» Data listing
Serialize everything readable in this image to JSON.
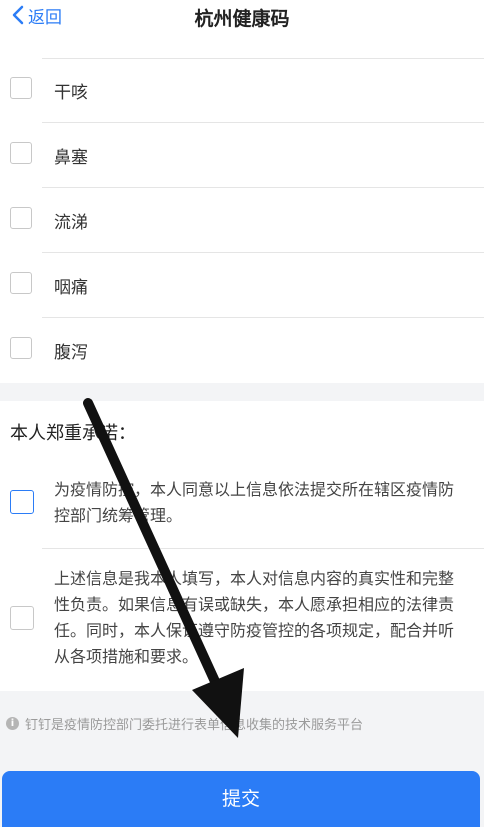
{
  "header": {
    "back_label": "返回",
    "title": "杭州健康码"
  },
  "symptoms": [
    {
      "label": "干咳"
    },
    {
      "label": "鼻塞"
    },
    {
      "label": "流涕"
    },
    {
      "label": "咽痛"
    },
    {
      "label": "腹泻"
    }
  ],
  "commitment": {
    "title": "本人郑重承诺：",
    "items": [
      {
        "text": "为疫情防控，本人同意以上信息依法提交所在辖区疫情防控部门统筹管理。",
        "checked_highlight": true
      },
      {
        "text": "上述信息是我本人填写，本人对信息内容的真实性和完整性负责。如果信息有误或缺失，本人愿承担相应的法律责任。同时，本人保证遵守防疫管控的各项规定，配合并听从各项措施和要求。",
        "checked_highlight": false
      }
    ]
  },
  "footer": {
    "notice": "钉钉是疫情防控部门委托进行表单信息收集的技术服务平台",
    "info_icon": "info-circle-icon",
    "submit_label": "提交"
  },
  "colors": {
    "accent": "#2b7cf6",
    "background_gray": "#f3f4f6"
  }
}
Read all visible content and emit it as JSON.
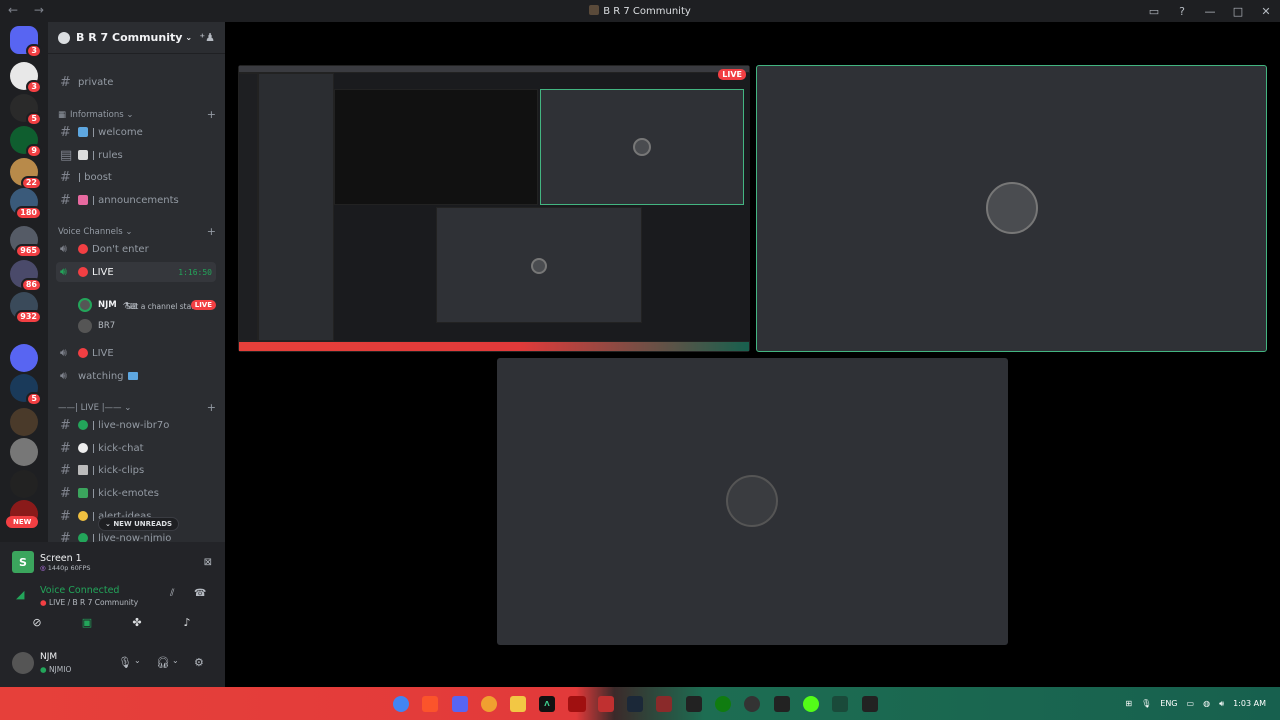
{
  "window": {
    "title": "B R 7 Community"
  },
  "servers": [
    {
      "name": "discord-home",
      "badge": "3",
      "color": "#5865f2"
    },
    {
      "name": "server-lsh",
      "badge": "3",
      "color": "#e8e8e8"
    },
    {
      "name": "server-oan",
      "badge": "5",
      "color": "#2a2a2a"
    },
    {
      "name": "server-fc",
      "badge": "9",
      "color": "#0f5e2f"
    },
    {
      "name": "server-4",
      "badge": "22",
      "color": "#b88a4a"
    },
    {
      "name": "server-5",
      "badge": "180",
      "color": "#3a5a7a"
    },
    {
      "name": "server-6",
      "badge": "965",
      "color": "#555b66"
    },
    {
      "name": "server-7",
      "badge": "86",
      "color": "#4a4a6a"
    },
    {
      "name": "server-8",
      "badge": "932",
      "color": "#3a4a5a"
    },
    {
      "name": "folder",
      "badge": "",
      "color": "#5865f2"
    },
    {
      "name": "server-v",
      "badge": "5",
      "color": "#1a3a5a"
    },
    {
      "name": "server-br7",
      "badge": "",
      "color": "#4a3a2a"
    },
    {
      "name": "server-11",
      "badge": "",
      "color": "#777"
    },
    {
      "name": "server-12",
      "badge": "",
      "color": "#222"
    },
    {
      "name": "server-13",
      "badge": "",
      "color": "#8a1a1a"
    }
  ],
  "new_pill": "NEW",
  "guild": {
    "name": "B R 7 Community"
  },
  "channels": {
    "private": "private",
    "cat_info": "Informations",
    "welcome": "welcome",
    "rules": "rules",
    "boost": "boost",
    "announcements": "announcements",
    "cat_voice": "Voice Channels",
    "dont_enter": "Don't enter",
    "live": "LIVE",
    "live_time": "1:16:50",
    "set_status": "Set a channel status",
    "user1": "NJM",
    "user1_badge": "LIVE",
    "user2": "BR7",
    "live2": "LIVE",
    "watching": "watching",
    "cat_live": "——| LIVE |——",
    "live_now": "live-now-ibr7o",
    "kick_chat": "kick-chat",
    "kick_clips": "kick-clips",
    "kick_emotes": "kick-emotes",
    "alert_ideas": "alert-ideas",
    "live_now2": "live-now-njmio"
  },
  "unreads": "NEW UNREADS",
  "screen": {
    "title": "Screen 1",
    "quality": "1440p 60FPS"
  },
  "voice": {
    "status": "Voice Connected",
    "location": "LIVE / B R 7 Community"
  },
  "user": {
    "display": "NJM",
    "username": "NJMIO"
  },
  "stream": {
    "live_badge": "LIVE"
  },
  "tray": {
    "lang": "ENG",
    "time": "1:03 AM"
  },
  "colors": {
    "accent": "#5865f2",
    "live": "#f23f43",
    "connected": "#23a55a"
  }
}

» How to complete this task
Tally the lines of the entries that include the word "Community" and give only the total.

» Response for this exercise
3